Palliative care is not only for people who are at the end of their life. This video shows how early access to palliative care can offer physical, emotional, social and spiritual support for people with cancer at any stage.
I have been in palliative care for over a year now. Great people. Very responsive.
We chat regularly, like therapy in person. It's been nice. They also have coordinated my at home care with my home hydration and have gotten me extra scans and such.
My pall doc has also signed off on my MAID application.
I have only done so well emotionally because I had these people supporting me.
Its also good to inform people that you can still get chemo/radiation while in palliative care. You don't lose your regular team, you just add.
Thank you so much for sharing on a personal level how much it has helped you! IT is so important for others to hear firsthand experience.
I just wanted to say I have followed your experience since the beginning when you first joined. You have come a long way when it comes to quality of life and symptom management. Would you agree? I'm so impressed with how you have pushed through and been so candid here always jumping in to help.
Thanks for being a strong voice in our community, You are so appreciated!
@Lacey_Moderator, thank you very much! That sentence, “Palliative care may help people live longer”, is a very important message. I did not know this when I started palliative treatments.
The first time I was told I was going to be given palliative treatments, I was angry. (Not a “Why me?” type of anger. Why not me? Why anyone?) I was angry because I only knew about palliative care in the context of end-of-life care. My level of independence, mobility and activity was on the opposite end of the spectrum of people I used to work with in palliative care so I was confused as to why ”palliative care“ was being used in reference to my case. The oncologist didn’t have any answers to my questions and there was never any mention of a palliative care team.
This video informs people that the scope of palliative care has expanded. Thank you to you and everyone who created the video.
I think anytime we do treatment that does not have a curative intent then its called palliative treatment. I did palliative chemo and palliative radiation. A hail Mary.
Palliative care they assign you a doctor (outside of your cancer doctors). This doctor you will meet regular and as often as you need. They check your pain levels, if you need anything at home, like home care nurses or assisted devices (they make the referral).
My palliative doctor coordinates my care. Avoids overlapping orders to other people and less confusion on timelines (example how long home care).
My palliative doctor has been much more than this thou. She is a great lady. So my oncologist said I could wait for my next upcoming scan to investigate a new pain, he said we had time to wait. My palliative doctor got me in right away. For peace of mind. She's a firm believer in quality of life and mental health. She also got me an extra doppler scan. She has also been my therapy for the past year.
Palliative care doctor is only a call away, they call you back same day. The follow up is great, very responsive.
I wish everyone had a palliative doctor.
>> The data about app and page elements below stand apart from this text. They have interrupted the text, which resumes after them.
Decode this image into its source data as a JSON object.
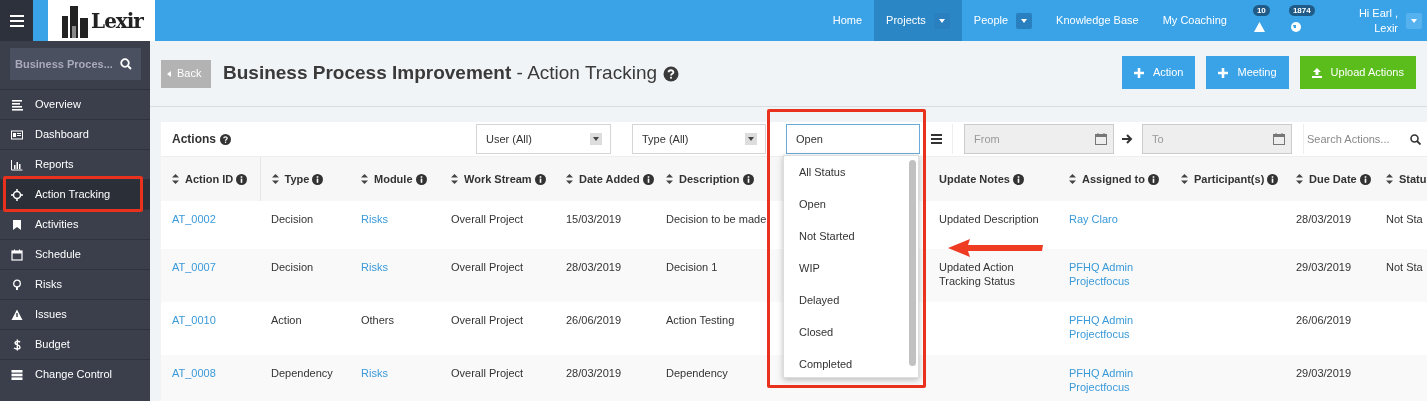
{
  "header": {
    "logo": "Lexir",
    "nav": [
      {
        "label": "Home",
        "selected": false,
        "dropdown": false
      },
      {
        "label": "Projects",
        "selected": true,
        "dropdown": true
      },
      {
        "label": "People",
        "selected": false,
        "dropdown": true
      },
      {
        "label": "Knowledge Base",
        "selected": false,
        "dropdown": false
      },
      {
        "label": "My Coaching",
        "selected": false,
        "dropdown": false
      }
    ],
    "alerts": [
      {
        "kind": "warning",
        "count": "10"
      },
      {
        "kind": "globe",
        "count": "1874"
      }
    ],
    "user": {
      "greeting": "Hi Earl ,",
      "org": "Lexir"
    }
  },
  "sidebar": {
    "search": {
      "value": "Business Proces..."
    },
    "items": [
      {
        "label": "Overview",
        "selected": false
      },
      {
        "label": "Dashboard",
        "selected": false
      },
      {
        "label": "Reports",
        "selected": false
      },
      {
        "label": "Action Tracking",
        "selected": true
      },
      {
        "label": "Activities",
        "selected": false
      },
      {
        "label": "Schedule",
        "selected": false
      },
      {
        "label": "Risks",
        "selected": false
      },
      {
        "label": "Issues",
        "selected": false
      },
      {
        "label": "Budget",
        "selected": false
      },
      {
        "label": "Change Control",
        "selected": false
      }
    ]
  },
  "page": {
    "back": "Back",
    "title": "Business Process Improvement",
    "subtitle": " - Action Tracking",
    "buttons": [
      {
        "label": "Action",
        "kind": "add"
      },
      {
        "label": "Meeting",
        "kind": "add"
      },
      {
        "label": "Upload Actions",
        "kind": "upload"
      }
    ]
  },
  "panel": {
    "title": "Actions",
    "filters": {
      "user": "User (All)",
      "type": "Type (All)",
      "status": "Open",
      "from_placeholder": "From",
      "to_placeholder": "To",
      "search_placeholder": "Search Actions..."
    },
    "status_options": [
      {
        "label": "All Status",
        "selected": false
      },
      {
        "label": "Open",
        "selected": false
      },
      {
        "label": "Not Started",
        "selected": false
      },
      {
        "label": "WIP",
        "selected": false
      },
      {
        "label": "Delayed",
        "selected": false
      },
      {
        "label": "Closed",
        "selected": false
      },
      {
        "label": "Completed",
        "selected": false
      }
    ],
    "table": {
      "columns": [
        {
          "label": "Action ID",
          "sortable": true
        },
        {
          "label": "Type",
          "sortable": true
        },
        {
          "label": "Module",
          "sortable": true
        },
        {
          "label": "Work Stream",
          "sortable": true
        },
        {
          "label": "Date Added",
          "sortable": true
        },
        {
          "label": "Description",
          "sortable": true
        },
        {
          "label": "Update Notes",
          "sortable": false
        },
        {
          "label": "Assigned to",
          "sortable": true
        },
        {
          "label": "Participant(s)",
          "sortable": true
        },
        {
          "label": "Due Date",
          "sortable": true
        },
        {
          "label": "Statu",
          "sortable": true
        }
      ],
      "rows": [
        {
          "cells": [
            {
              "text": "AT_0002",
              "link": true
            },
            {
              "text": "Decision",
              "link": false
            },
            {
              "text": "Risks",
              "link": true
            },
            {
              "text": "Overall Project",
              "link": false
            },
            {
              "text": "15/03/2019",
              "link": false
            },
            {
              "text": "Decision to be made",
              "link": false
            },
            {
              "text": "Updated Description",
              "link": false
            },
            {
              "text": "Ray Claro",
              "link": true
            },
            null,
            {
              "text": "28/03/2019",
              "link": false
            },
            {
              "text": "Not Sta",
              "link": false
            }
          ]
        },
        {
          "cells": [
            {
              "text": "AT_0007",
              "link": true
            },
            {
              "text": "Decision",
              "link": false
            },
            {
              "text": "Risks",
              "link": true
            },
            {
              "text": "Overall Project",
              "link": false
            },
            {
              "text": "28/03/2019",
              "link": false
            },
            {
              "text": "Decision 1",
              "link": false
            },
            {
              "text": "Updated Action Tracking Status",
              "link": false
            },
            {
              "text": "PFHQ Admin Projectfocus",
              "link": true
            },
            null,
            {
              "text": "29/03/2019",
              "link": false
            },
            {
              "text": "Not Sta",
              "link": false
            }
          ]
        },
        {
          "cells": [
            {
              "text": "AT_0010",
              "link": true
            },
            {
              "text": "Action",
              "link": false
            },
            {
              "text": "Others",
              "link": false
            },
            {
              "text": "Overall Project",
              "link": false
            },
            {
              "text": "26/06/2019",
              "link": false
            },
            {
              "text": "Action Testing",
              "link": false
            },
            null,
            {
              "text": "PFHQ Admin Projectfocus",
              "link": true
            },
            null,
            {
              "text": "26/06/2019",
              "link": false
            },
            null
          ]
        },
        {
          "cells": [
            {
              "text": "AT_0008",
              "link": true
            },
            {
              "text": "Dependency",
              "link": false
            },
            {
              "text": "Risks",
              "link": true
            },
            {
              "text": "Overall Project",
              "link": false
            },
            {
              "text": "28/03/2019",
              "link": false
            },
            {
              "text": "Dependency",
              "link": false
            },
            null,
            {
              "text": "PFHQ Admin Projectfocus",
              "link": true
            },
            null,
            {
              "text": "29/03/2019",
              "link": false
            },
            null
          ]
        }
      ]
    }
  }
}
Its a great place to be. Ok so not great to be referred to palliative care, but if you need they are the best.
@Lacey_Moderator I was pleased to see this very important topic posted. After my l last surgery both my oncologist informed me that the surgery was not a home run. It was during this conversation that I first heard the term palliative care, which felt like a punch in the gut. I have since learned much more about what is meant by palliative care. My wife and I have already made the important connections through my current home nursing.